- [Material to process]
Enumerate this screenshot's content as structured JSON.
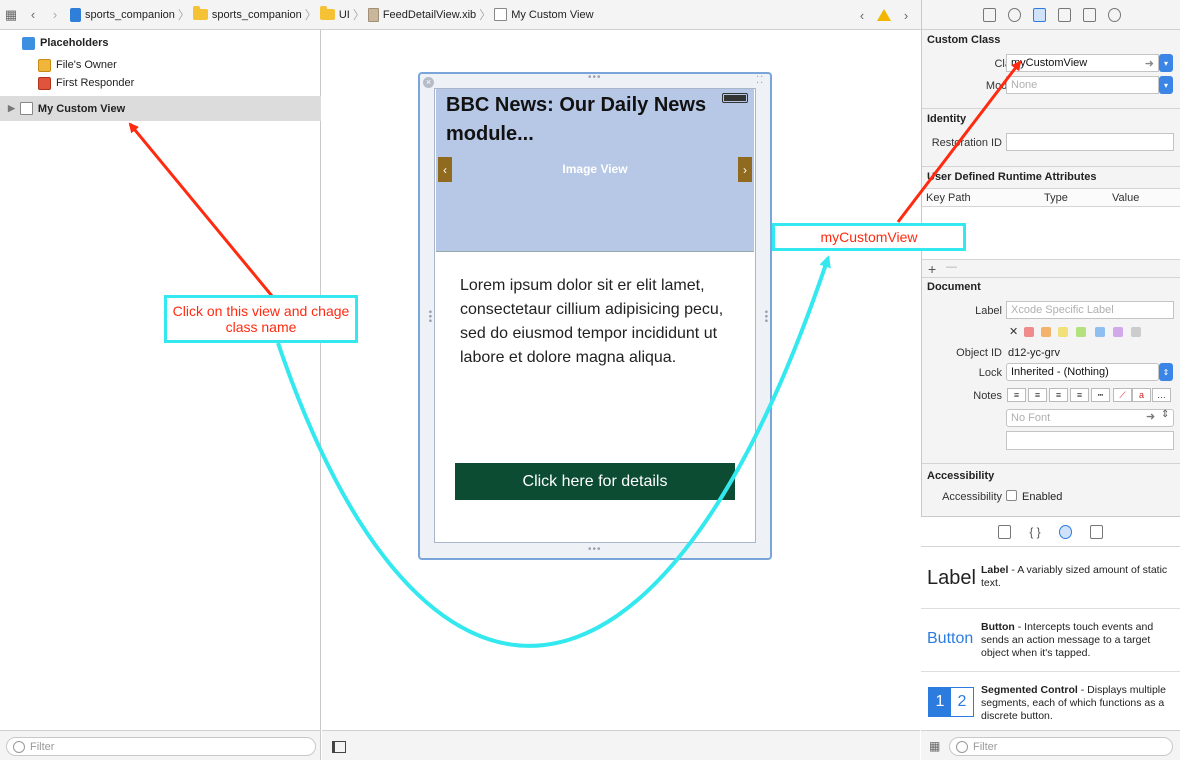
{
  "jumpbar": {
    "crumbs": [
      "sports_companion",
      "sports_companion",
      "UI",
      "FeedDetailView.xib",
      "My Custom View"
    ]
  },
  "outline": {
    "placeholders_label": "Placeholders",
    "files_owner": "File's Owner",
    "first_responder": "First Responder",
    "custom_view": "My Custom View",
    "filter_placeholder": "Filter"
  },
  "canvas": {
    "news_title": "BBC News: Our Daily News module...",
    "image_view_label": "Image View",
    "body_text": "Lorem ipsum dolor sit er elit lamet, consectetaur cillium adipisicing pecu, sed do eiusmod tempor incididunt ut labore et dolore magna aliqua.",
    "details_button": "Click here for details"
  },
  "annotations": {
    "click_view": "Click on this view and chage class name",
    "class_name": "myCustomView"
  },
  "inspector": {
    "custom_class": {
      "title": "Custom Class",
      "class_label": "Class",
      "class_value": "myCustomView",
      "module_label": "Module",
      "module_placeholder": "None"
    },
    "identity": {
      "title": "Identity",
      "restoration_label": "Restoration ID"
    },
    "runtime": {
      "title": "User Defined Runtime Attributes",
      "col_keypath": "Key Path",
      "col_type": "Type",
      "col_value": "Value",
      "add": "+",
      "remove": "—"
    },
    "document": {
      "title": "Document",
      "label_label": "Label",
      "label_placeholder": "Xcode Specific Label",
      "object_id_label": "Object ID",
      "object_id_value": "d12-yc-grv",
      "lock_label": "Lock",
      "lock_value": "Inherited - (Nothing)",
      "notes_label": "Notes",
      "font_placeholder": "No Font",
      "swatches": [
        "#f08a8a",
        "#f4b36a",
        "#f2e07a",
        "#b4e07e",
        "#8ebff0",
        "#d2a8ea",
        "#cccccc"
      ]
    },
    "accessibility": {
      "title": "Accessibility",
      "accessibility_label": "Accessibility",
      "enabled_label": "Enabled"
    }
  },
  "library": {
    "items": [
      {
        "icon_text": "Label",
        "name": "Label",
        "desc": " - A variably sized amount of static text."
      },
      {
        "icon_text": "Button",
        "name": "Button",
        "desc": " - Intercepts touch events and sends an action message to a target object when it's tapped."
      },
      {
        "icon_seg1": "1",
        "icon_seg2": "2",
        "name": "Segmented Control",
        "desc": " - Displays multiple segments, each of which functions as a discrete button."
      }
    ],
    "filter_placeholder": "Filter"
  }
}
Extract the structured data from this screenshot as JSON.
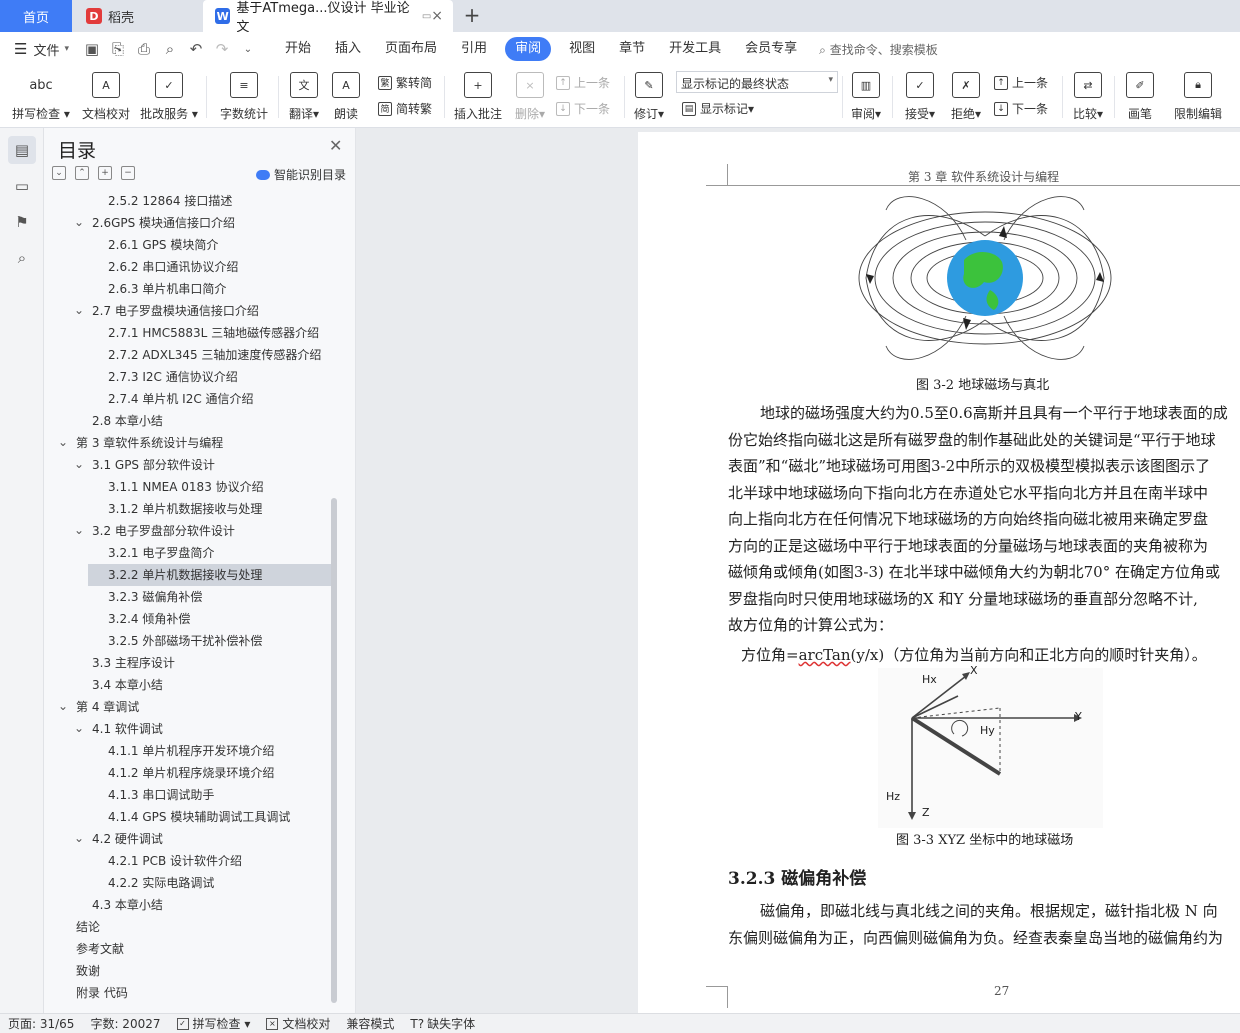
{
  "tabs": {
    "home": "首页",
    "daoke": "稻壳",
    "doc": "基于ATmega...仪设计 毕业论文",
    "close_icon": "×",
    "add_icon": "+"
  },
  "menubar": {
    "file": "文件",
    "items": [
      "开始",
      "插入",
      "页面布局",
      "引用",
      "审阅",
      "视图",
      "章节",
      "开发工具",
      "会员专享"
    ],
    "active_index": 4,
    "search_placeholder": "查找命令、搜索模板"
  },
  "ribbon": {
    "spellcheck": "拼写检查",
    "doc_proof": "文档校对",
    "annotate_service": "批改服务",
    "word_count": "字数统计",
    "translate": "翻译",
    "read_aloud": "朗读",
    "trad_to_simp": "繁转简",
    "simp_to_trad": "简转繁",
    "insert_comment": "插入批注",
    "delete": "删除",
    "prev_comment": "上一条",
    "next_comment": "下一条",
    "revise": "修订",
    "markup_state": "显示标记的最终状态",
    "show_markup": "显示标记",
    "review": "审阅",
    "accept": "接受",
    "reject": "拒绝",
    "prev_change": "上一条",
    "next_change": "下一条",
    "compare": "比较",
    "pen": "画笔",
    "restrict_edit": "限制编辑",
    "abc_icon_text": "abc"
  },
  "toc": {
    "title": "目录",
    "smart_toc": "智能识别目录",
    "items": [
      {
        "text": "2.5.2 12864 接口描述",
        "level": 3
      },
      {
        "text": "2.6GPS 模块通信接口介绍",
        "level": 2,
        "expanded": true
      },
      {
        "text": "2.6.1 GPS 模块简介",
        "level": 3
      },
      {
        "text": "2.6.2 串口通讯协议介绍",
        "level": 3
      },
      {
        "text": "2.6.3 单片机串口简介",
        "level": 3
      },
      {
        "text": "2.7 电子罗盘模块通信接口介绍",
        "level": 2,
        "expanded": true
      },
      {
        "text": "2.7.1 HMC5883L 三轴地磁传感器介绍",
        "level": 3
      },
      {
        "text": "2.7.2 ADXL345 三轴加速度传感器介绍",
        "level": 3
      },
      {
        "text": "2.7.3 I2C 通信协议介绍",
        "level": 3
      },
      {
        "text": "2.7.4 单片机 I2C 通信介绍",
        "level": 3
      },
      {
        "text": "2.8 本章小结",
        "level": 2
      },
      {
        "text": "第 3 章软件系统设计与编程",
        "level": 1,
        "expanded": true
      },
      {
        "text": "3.1 GPS 部分软件设计",
        "level": 2,
        "expanded": true
      },
      {
        "text": "3.1.1 NMEA 0183 协议介绍",
        "level": 3
      },
      {
        "text": "3.1.2 单片机数据接收与处理",
        "level": 3
      },
      {
        "text": "3.2  电子罗盘部分软件设计",
        "level": 2,
        "expanded": true
      },
      {
        "text": "3.2.1  电子罗盘简介",
        "level": 3
      },
      {
        "text": "3.2.2 单片机数据接收与处理",
        "level": 3,
        "selected": true
      },
      {
        "text": "3.2.3 磁偏角补偿",
        "level": 3
      },
      {
        "text": "3.2.4 倾角补偿",
        "level": 3
      },
      {
        "text": "3.2.5 外部磁场干扰补偿补偿",
        "level": 3
      },
      {
        "text": "3.3  主程序设计",
        "level": 2
      },
      {
        "text": "3.4 本章小结",
        "level": 2
      },
      {
        "text": "第 4 章调试",
        "level": 1,
        "expanded": true
      },
      {
        "text": "4.1 软件调试",
        "level": 2,
        "expanded": true
      },
      {
        "text": "4.1.1  单片机程序开发环境介绍",
        "level": 3
      },
      {
        "text": "4.1.2 单片机程序烧录环境介绍",
        "level": 3
      },
      {
        "text": "4.1.3 串口调试助手",
        "level": 3
      },
      {
        "text": "4.1.4 GPS 模块辅助调试工具调试",
        "level": 3
      },
      {
        "text": "4.2  硬件调试",
        "level": 2,
        "expanded": true
      },
      {
        "text": "4.2.1 PCB 设计软件介绍",
        "level": 3
      },
      {
        "text": "4.2.2 实际电路调试",
        "level": 3
      },
      {
        "text": "4.3 本章小结",
        "level": 2
      },
      {
        "text": "结论",
        "level": 1
      },
      {
        "text": "参考文献",
        "level": 1
      },
      {
        "text": "致谢",
        "level": 1
      },
      {
        "text": "附录  代码",
        "level": 1
      }
    ]
  },
  "document": {
    "header": "第 3 章  软件系统设计与编程",
    "fig1_caption": "图 3-2 地球磁场与真北",
    "para1": [
      "地球的磁场强度大约为0.5至0.6高斯并且具有一个平行于地球表面的成",
      "份它始终指向磁北这是所有磁罗盘的制作基础此处的关键词是“平行于地球",
      "表面”和“磁北”地球磁场可用图3-2中所示的双极模型模拟表示该图图示了",
      "北半球中地球磁场向下指向北方在赤道处它水平指向北方并且在南半球中",
      "向上指向北方在任何情况下地球磁场的方向始终指向磁北被用来确定罗盘",
      "方向的正是这磁场中平行于地球表面的分量磁场与地球表面的夹角被称为",
      "磁倾角或倾角(如图3-3)  在北半球中磁倾角大约为朝北70°  在确定方位角或",
      "罗盘指向时只使用地球磁场的X 和Y 分量地球磁场的垂直部分忽略不计,",
      "故方位角的计算公式为："
    ],
    "formula_prefix": "方位角=",
    "formula_fn": "arcTan",
    "formula_rest": "(y/x)（方位角为当前方向和正北方向的顺时针夹角）。",
    "fig2_labels": {
      "hx": "Hx",
      "x": "X",
      "y": "Y",
      "hy": "Hy",
      "hz": "Hz",
      "z": "Z"
    },
    "fig2_caption": "图 3-3 XYZ 坐标中的地球磁场",
    "section_heading": "3.2.3 磁偏角补偿",
    "para2": [
      "磁偏角，即磁北线与真北线之间的夹角。根据规定，磁针指北极 N 向",
      "东偏则磁偏角为正，向西偏则磁偏角为负。经查表秦皇岛当地的磁偏角约为"
    ],
    "page_number": "27"
  },
  "statusbar": {
    "page": "页面: 31/65",
    "words": "字数: 20027",
    "spellcheck": "拼写检查",
    "doc_proof": "文档校对",
    "compat": "兼容模式",
    "missing_font": "缺失字体"
  },
  "colors": {
    "accent": "#3f7cf6",
    "tab_bar": "#dfe3ea",
    "toc_selected": "#cfd4dc"
  }
}
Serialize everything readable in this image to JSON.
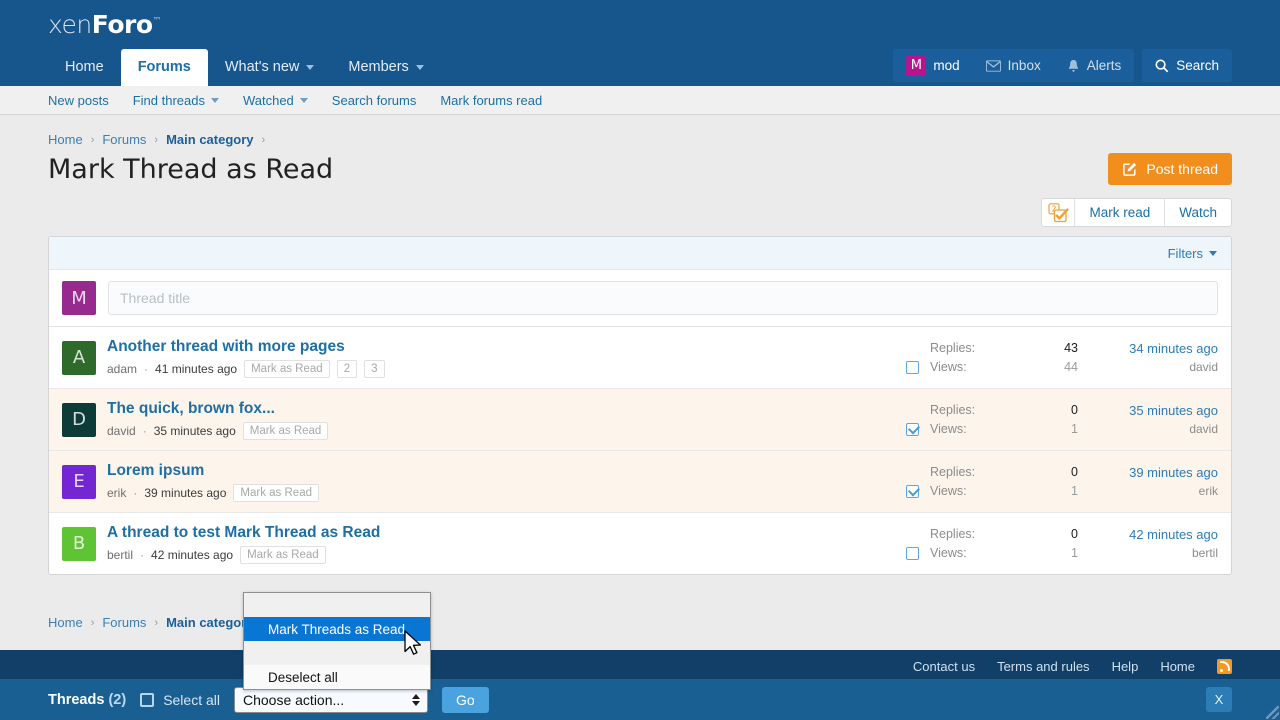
{
  "brand": {
    "name_thin": "xen",
    "name_bold": "Foro",
    "tm": "™"
  },
  "nav": {
    "items": [
      {
        "label": "Home",
        "has_caret": false,
        "active": false
      },
      {
        "label": "Forums",
        "has_caret": false,
        "active": true
      },
      {
        "label": "What's new",
        "has_caret": true,
        "active": false
      },
      {
        "label": "Members",
        "has_caret": true,
        "active": false
      }
    ]
  },
  "user_bar": {
    "avatar_letter": "M",
    "avatar_color": "#b5158f",
    "username": "mod",
    "inbox_label": "Inbox",
    "alerts_label": "Alerts",
    "search_label": "Search"
  },
  "subnav": {
    "items": [
      {
        "label": "New posts",
        "has_caret": false
      },
      {
        "label": "Find threads",
        "has_caret": true
      },
      {
        "label": "Watched",
        "has_caret": true
      },
      {
        "label": "Search forums",
        "has_caret": false
      },
      {
        "label": "Mark forums read",
        "has_caret": false
      }
    ]
  },
  "breadcrumb": {
    "items": [
      {
        "label": "Home",
        "strong": false
      },
      {
        "label": "Forums",
        "strong": false
      },
      {
        "label": "Main category",
        "strong": true
      }
    ],
    "separator": "›"
  },
  "page_title": "Mark Thread as Read",
  "post_thread_label": "Post thread",
  "utility": {
    "badge_count": "2",
    "mark_read_label": "Mark read",
    "watch_label": "Watch"
  },
  "filters_label": "Filters",
  "compose": {
    "avatar_letter": "M",
    "avatar_color": "#962a8e",
    "placeholder": "Thread title",
    "value": ""
  },
  "threads": [
    {
      "avatar_letter": "A",
      "avatar_color": "#2e6b2b",
      "title": "Another thread with more pages",
      "author": "adam",
      "separator": "·",
      "posted": "41 minutes ago",
      "mark_label": "Mark as Read",
      "pages": [
        "2",
        "3"
      ],
      "checked": false,
      "unread": false,
      "replies_label": "Replies:",
      "replies": "43",
      "views_label": "Views:",
      "views": "44",
      "last_when": "34 minutes ago",
      "last_who": "david"
    },
    {
      "avatar_letter": "D",
      "avatar_color": "#0d3b38",
      "title": "The quick, brown fox...",
      "author": "david",
      "separator": "·",
      "posted": "35 minutes ago",
      "mark_label": "Mark as Read",
      "pages": [],
      "checked": true,
      "unread": true,
      "replies_label": "Replies:",
      "replies": "0",
      "views_label": "Views:",
      "views": "1",
      "last_when": "35 minutes ago",
      "last_who": "david"
    },
    {
      "avatar_letter": "E",
      "avatar_color": "#7526d3",
      "title": "Lorem ipsum",
      "author": "erik",
      "separator": "·",
      "posted": "39 minutes ago",
      "mark_label": "Mark as Read",
      "pages": [],
      "checked": true,
      "unread": true,
      "replies_label": "Replies:",
      "replies": "0",
      "views_label": "Views:",
      "views": "1",
      "last_when": "39 minutes ago",
      "last_who": "erik"
    },
    {
      "avatar_letter": "B",
      "avatar_color": "#5ec433",
      "title": "A thread to test Mark Thread as Read",
      "author": "bertil",
      "separator": "·",
      "posted": "42 minutes ago",
      "mark_label": "Mark as Read",
      "pages": [],
      "checked": false,
      "unread": false,
      "replies_label": "Replies:",
      "replies": "0",
      "views_label": "Views:",
      "views": "1",
      "last_when": "42 minutes ago",
      "last_who": "bertil"
    }
  ],
  "footer": {
    "links": [
      "Contact us",
      "Terms and rules",
      "Help",
      "Home"
    ],
    "rss_icon": "rss-icon"
  },
  "action_bar": {
    "threads_label": "Threads",
    "threads_count": "(2)",
    "select_all_label": "Select all",
    "select_value": "Choose action...",
    "go_label": "Go",
    "close_label": "X"
  },
  "select_popup": {
    "options": [
      {
        "label": "",
        "selected": false,
        "blank": true
      },
      {
        "label": "Mark Threads as Read",
        "selected": true,
        "blank": false
      },
      {
        "label": "",
        "selected": false,
        "blank": true
      },
      {
        "label": "Deselect all",
        "selected": false,
        "blank": false
      }
    ]
  }
}
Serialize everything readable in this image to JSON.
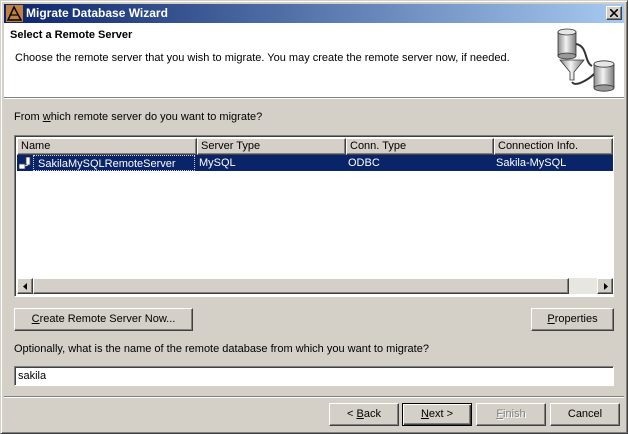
{
  "window": {
    "title": "Migrate Database Wizard"
  },
  "header": {
    "title": "Select a Remote Server",
    "description": "Choose the remote server that you wish to migrate. You may create the remote server now, if needed."
  },
  "server_question": "From which remote server do you want to migrate?",
  "servers_table": {
    "columns": [
      "Name",
      "Server Type",
      "Conn. Type",
      "Connection Info."
    ],
    "rows": [
      {
        "name": "SakilaMySQLRemoteServer",
        "server_type": "MySQL",
        "conn_type": "ODBC",
        "connection_info": "Sakila-MySQL",
        "selected": true
      }
    ]
  },
  "buttons": {
    "create_remote_server": "Create Remote Server Now...",
    "properties": "Properties",
    "back": "< Back",
    "next": "Next >",
    "finish": "Finish",
    "cancel": "Cancel"
  },
  "database_prompt": "Optionally, what is the name of the remote database from which you want to migrate?",
  "database_input": {
    "value": "sakila"
  },
  "colors": {
    "titlebar_start": "#0a246a",
    "titlebar_end": "#a6caf0",
    "selection": "#0a246a",
    "face": "#d4d0c8"
  },
  "icons": {
    "app": "wizard-app-icon",
    "close": "close-icon",
    "header": "database-funnel-icon",
    "row": "server-icon"
  }
}
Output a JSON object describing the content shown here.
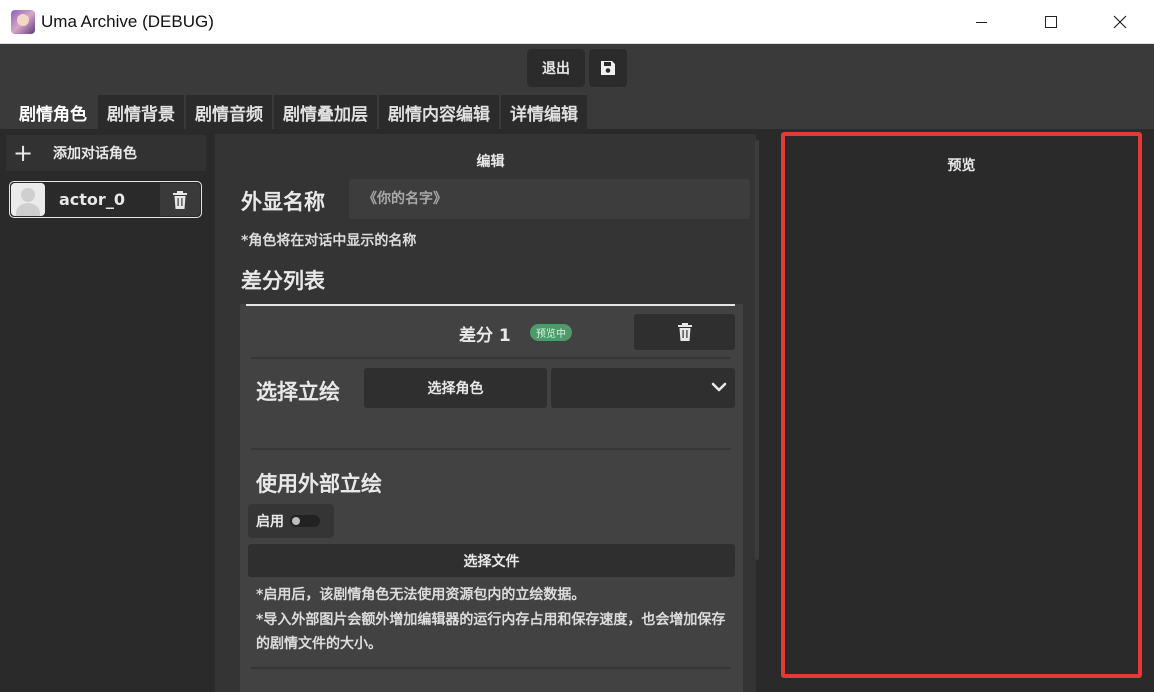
{
  "window": {
    "title": "Uma Archive (DEBUG)"
  },
  "toolbar": {
    "exit_label": "退出",
    "save_icon": "floppy-disk-icon"
  },
  "tabs": [
    {
      "label": "剧情角色",
      "active": true
    },
    {
      "label": "剧情背景"
    },
    {
      "label": "剧情音频"
    },
    {
      "label": "剧情叠加层"
    },
    {
      "label": "剧情内容编辑"
    },
    {
      "label": "详情编辑"
    }
  ],
  "sidebar": {
    "add_label": "添加对话角色",
    "actors": [
      {
        "name": "actor_0"
      }
    ]
  },
  "editor": {
    "title": "编辑",
    "display_name_label": "外显名称",
    "display_name_placeholder": "《你的名字》",
    "display_name_hint": "*角色将在对话中显示的名称",
    "diff_list_label": "差分列表",
    "diff": {
      "title": "差分 1",
      "badge": "预览中",
      "select_portrait_label": "选择立绘",
      "select_actor_button": "选择角色",
      "external_label": "使用外部立绘",
      "enable_label": "启用",
      "select_file_button": "选择文件",
      "note_1": "*启用后，该剧情角色无法使用资源包内的立绘数据。",
      "note_2": "*导入外部图片会额外增加编辑器的运行内存占用和保存速度，也会增加保存的剧情文件的大小。"
    }
  },
  "preview": {
    "title": "预览"
  },
  "colors": {
    "highlight": "#e53935",
    "badge": "#4e9a6a"
  }
}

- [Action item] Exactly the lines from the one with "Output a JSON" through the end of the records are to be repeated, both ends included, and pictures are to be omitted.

- [Written solution]
Output a JSON object describing the content shown here.
{
  "window": {
    "title": "Uma Archive (DEBUG)"
  },
  "toolbar": {
    "exit_label": "退出",
    "save_icon": "floppy-disk-icon"
  },
  "tabs": [
    {
      "label": "剧情角色",
      "active": true
    },
    {
      "label": "剧情背景"
    },
    {
      "label": "剧情音频"
    },
    {
      "label": "剧情叠加层"
    },
    {
      "label": "剧情内容编辑"
    },
    {
      "label": "详情编辑"
    }
  ],
  "sidebar": {
    "add_label": "添加对话角色",
    "actors": [
      {
        "name": "actor_0"
      }
    ]
  },
  "editor": {
    "title": "编辑",
    "display_name_label": "外显名称",
    "display_name_placeholder": "《你的名字》",
    "display_name_hint": "*角色将在对话中显示的名称",
    "diff_list_label": "差分列表",
    "diff": {
      "title": "差分 1",
      "badge": "预览中",
      "select_portrait_label": "选择立绘",
      "select_actor_button": "选择角色",
      "external_label": "使用外部立绘",
      "enable_label": "启用",
      "select_file_button": "选择文件",
      "note_1": "*启用后，该剧情角色无法使用资源包内的立绘数据。",
      "note_2": "*导入外部图片会额外增加编辑器的运行内存占用和保存速度，也会增加保存的剧情文件的大小。"
    }
  },
  "preview": {
    "title": "预览"
  },
  "colors": {
    "highlight": "#e53935",
    "badge": "#4e9a6a"
  }
}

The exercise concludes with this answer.